Vern Schaefervern@iastate.edu email >
Interim Director, CEER
About the research
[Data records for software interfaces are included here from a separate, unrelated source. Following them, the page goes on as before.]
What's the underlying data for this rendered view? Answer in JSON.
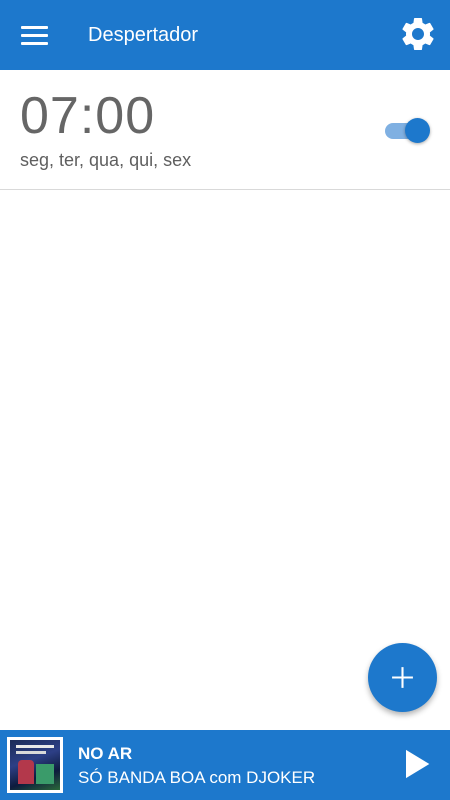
{
  "toolbar": {
    "title": "Despertador",
    "menu_icon": "hamburger-menu-icon",
    "settings_icon": "gear-icon",
    "background": "#1d78cc"
  },
  "alarms": [
    {
      "time": "07:00",
      "days": "seg, ter, qua, qui, sex",
      "enabled": true
    }
  ],
  "fab": {
    "icon": "plus-icon"
  },
  "player": {
    "status": "NO AR",
    "program": "SÓ BANDA BOA com DJOKER",
    "play_icon": "play-icon",
    "cover_icon": "album-cover-image",
    "background": "#1d78cc"
  },
  "colors": {
    "accent": "#1d78cc",
    "toggle_track": "#7fb0e2"
  }
}
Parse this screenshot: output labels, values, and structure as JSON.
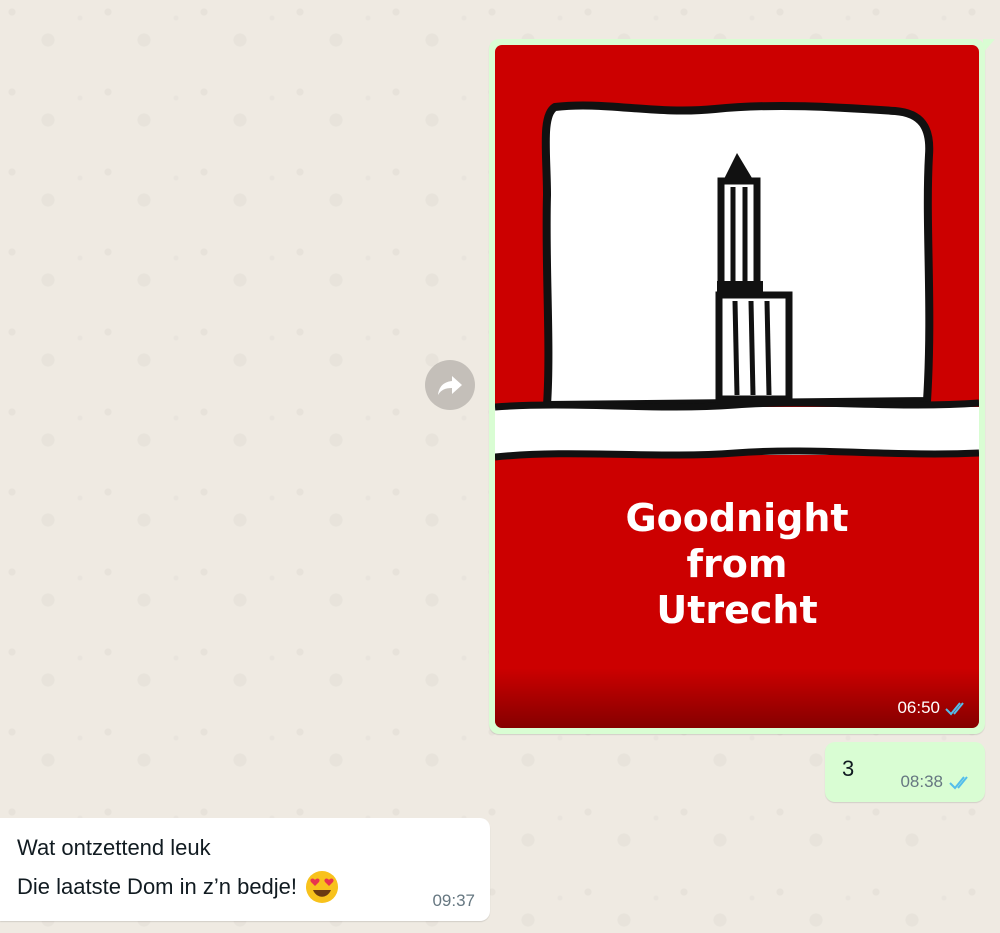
{
  "conversation": {
    "messages": [
      {
        "direction": "outgoing",
        "type": "image",
        "image_text_lines": [
          "Goodnight",
          "from",
          "Utrecht"
        ],
        "time": "06:50",
        "status_icon": "double-check-read-icon"
      },
      {
        "direction": "outgoing",
        "type": "text",
        "text": "3",
        "time": "08:38",
        "status_icon": "double-check-read-icon"
      },
      {
        "direction": "incoming",
        "type": "text",
        "lines": [
          "Wat ontzettend leuk",
          "Die laatste Dom in z’n bedje!"
        ],
        "emoji": "heart-eyes-emoji",
        "time": "09:37"
      }
    ],
    "forward_icon": "forward-icon"
  },
  "colors": {
    "chat_background": "#efeae2",
    "outgoing_bubble": "#d9fdd3",
    "incoming_bubble": "#ffffff",
    "read_tick_blue": "#53bdeb",
    "card_red": "#cc0000",
    "meta_gray": "#667781"
  }
}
Pavement settlement occurring in and around utility cuts is a common problem, resulting in uneven pavement surfaces, annoyance to drivers, and ultimately, further maintenance. A survey of municipal authorities and field and laboratory investigations were conducted to identify the factors contributing to the settlement of utility cut restorations in pavement sections. Survey responses were received from seven cities across Iowa and indicate that utility cut restorations often last less than two years. Observations made during site inspections showed that backfill material varies from one city to another, backfill lift thickness often exceeds 12 inches, and the backfill material is often placed at bulking moisture contents with no Quality control/Quality Assurance. Laboratory investigation of the backfill materials indicate that at the field moisture contents encountered, the backfill materials have collapse potentials up to 35%. Falling Weight Deflectometer (FWD) deflection data and elevation shots indicate that the maximum deflection in the pavement occurs in the area around the utility cut restoration. The FWD data indicate a zone of influence around the perimeter of the restoration extending two to three feet beyond the trench perimeter. The research team proposes moisture control, the use of 65% relative density in a granular fill, and removing and compacting the native material near the ground surface around the trench. Test sections with geogrid reinforcement were also incorporated. The performance of inspected and proposed utility cuts needs to be monitored for at least two more years.